If you go to a customer meeting, and you're a Wind River person, and you're talking to a divisional head of Philips or Sony or Nortel or Cisco, you'd find those people aren't saying, "Linux is so cool." They want to know what we can do for them, how we can help them cut their costs, or how we can help their engineers standardize.
Our job is to support those customers and advance the state of Linux. We are absolutely committed to giving what we previously viewed as core parts of Wind River intellectual property back to the open source community.
SHOW DAILY: Wind River really suffered when the telecom bubble burst a few years ago because it was so heavily invested in telecom. Can you prevent that from happening again in the future?
FRASER: Over a period of time, our business in telecom went from 30% to 70%, and now it's back to 30% again. It shows signs of being stable for us now.
Today, Wind River is evenly diversified across five different areas. If we were a company that was 80% dependent on aerospace, for example, we'd be facing another bubble right now because of the post-9-11 growth of defense. But that's not happening to us.

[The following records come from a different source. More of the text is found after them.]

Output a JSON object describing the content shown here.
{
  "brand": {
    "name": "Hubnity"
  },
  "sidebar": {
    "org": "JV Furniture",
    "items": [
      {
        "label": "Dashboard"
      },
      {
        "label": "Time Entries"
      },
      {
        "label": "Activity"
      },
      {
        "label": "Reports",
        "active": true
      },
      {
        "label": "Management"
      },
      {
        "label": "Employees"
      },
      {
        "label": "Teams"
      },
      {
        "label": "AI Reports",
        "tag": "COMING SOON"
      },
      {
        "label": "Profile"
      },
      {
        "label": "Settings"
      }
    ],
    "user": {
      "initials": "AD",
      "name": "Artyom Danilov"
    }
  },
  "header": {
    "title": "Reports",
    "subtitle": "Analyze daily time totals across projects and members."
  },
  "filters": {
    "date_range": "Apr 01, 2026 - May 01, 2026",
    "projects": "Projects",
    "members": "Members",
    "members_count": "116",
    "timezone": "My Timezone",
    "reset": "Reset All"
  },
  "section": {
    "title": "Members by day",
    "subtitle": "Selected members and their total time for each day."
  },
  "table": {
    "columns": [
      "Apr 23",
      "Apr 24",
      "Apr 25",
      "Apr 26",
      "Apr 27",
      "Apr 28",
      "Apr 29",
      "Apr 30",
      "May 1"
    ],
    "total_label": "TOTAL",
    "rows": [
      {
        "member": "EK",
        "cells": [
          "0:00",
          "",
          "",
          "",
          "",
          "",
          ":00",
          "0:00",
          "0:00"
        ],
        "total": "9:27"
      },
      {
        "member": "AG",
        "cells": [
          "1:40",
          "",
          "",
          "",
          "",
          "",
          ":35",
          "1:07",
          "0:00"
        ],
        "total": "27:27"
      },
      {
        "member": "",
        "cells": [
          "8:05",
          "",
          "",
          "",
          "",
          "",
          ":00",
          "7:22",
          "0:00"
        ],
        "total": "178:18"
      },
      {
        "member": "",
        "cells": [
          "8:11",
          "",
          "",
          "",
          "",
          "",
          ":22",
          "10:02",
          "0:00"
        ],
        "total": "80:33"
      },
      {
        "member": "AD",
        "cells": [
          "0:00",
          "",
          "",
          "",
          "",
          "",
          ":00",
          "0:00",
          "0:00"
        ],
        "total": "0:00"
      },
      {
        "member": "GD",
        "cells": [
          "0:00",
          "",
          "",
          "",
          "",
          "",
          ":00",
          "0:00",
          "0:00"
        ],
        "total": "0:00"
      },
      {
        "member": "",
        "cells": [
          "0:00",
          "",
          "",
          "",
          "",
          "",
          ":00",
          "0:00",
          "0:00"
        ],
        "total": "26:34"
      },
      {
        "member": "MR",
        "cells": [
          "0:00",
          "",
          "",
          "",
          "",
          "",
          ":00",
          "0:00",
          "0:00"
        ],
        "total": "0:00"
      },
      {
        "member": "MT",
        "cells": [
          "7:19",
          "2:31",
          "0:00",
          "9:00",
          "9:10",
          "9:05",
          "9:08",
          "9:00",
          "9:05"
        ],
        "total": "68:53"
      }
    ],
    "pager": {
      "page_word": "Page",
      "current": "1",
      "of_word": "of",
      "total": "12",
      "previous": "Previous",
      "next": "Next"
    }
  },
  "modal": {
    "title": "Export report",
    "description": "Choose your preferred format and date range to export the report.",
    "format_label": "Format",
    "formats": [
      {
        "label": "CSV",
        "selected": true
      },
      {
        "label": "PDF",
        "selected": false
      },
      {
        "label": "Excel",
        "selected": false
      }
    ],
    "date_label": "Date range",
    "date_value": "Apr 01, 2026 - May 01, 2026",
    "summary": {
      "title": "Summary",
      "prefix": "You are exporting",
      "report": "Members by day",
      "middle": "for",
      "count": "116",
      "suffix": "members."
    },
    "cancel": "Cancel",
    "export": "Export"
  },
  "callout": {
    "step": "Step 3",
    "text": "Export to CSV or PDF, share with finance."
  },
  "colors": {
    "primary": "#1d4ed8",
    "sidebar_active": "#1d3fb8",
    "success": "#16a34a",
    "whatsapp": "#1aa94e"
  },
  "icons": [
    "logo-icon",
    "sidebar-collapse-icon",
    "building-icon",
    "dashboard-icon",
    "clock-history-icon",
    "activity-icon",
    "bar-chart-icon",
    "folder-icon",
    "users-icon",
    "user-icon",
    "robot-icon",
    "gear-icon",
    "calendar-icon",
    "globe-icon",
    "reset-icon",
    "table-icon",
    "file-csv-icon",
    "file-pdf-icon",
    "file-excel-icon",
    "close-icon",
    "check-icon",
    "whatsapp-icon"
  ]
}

The truth is, over the last few years, we were hit by one-two punch. First, telecom dropped like a falling elevator. Then, our project-oriented business model hurt us. The project-based business model meant that we received most of our revenue when customers started new projects. That was great when there were a lot of projects. But when companies stopped doing new projects and replaced them with maintenance, all we collected was maintenance revenue, which was just 17% of what we received for an upfront sale. We went from about 500-600 design wins per quarter to about 100. That had a bigger effect on our business than the telecom bust.
We've addressed that by going to a subscription model. Last quarter, our subscription business overtook our previous business model. So our business is stabilizing now.
In hindsight, it's easy to look back and say we shouldn't have been so dependent on telecom. But when you've got a business that's growing rapidly, it's very, very hard to look at it and say, "This is growing too rapidly." Our goal as a public is to maximize shareholder value. When business is growing, you just have to run with it.
SHOW DAILY: What's going to be your big news at the Embedded Systems Conference?
FRASER: We won the Boeing 7E7 program, which is enormous. This is probably the biggest aerospace program ever. It's a tremendous win, and Wind River's technology will be throughout the entire flight control system. This is the biggest program Wind River has ever bid on, involving between 3,000 and 5,000 seats. There will also be hundreds of sub-contractors working on it, using our new OS and new Wind River WorkBench IDE and tools environment. Beyond those 3,000 to 5,000 developer seats, we feel there will be additional applications for adjacent programs.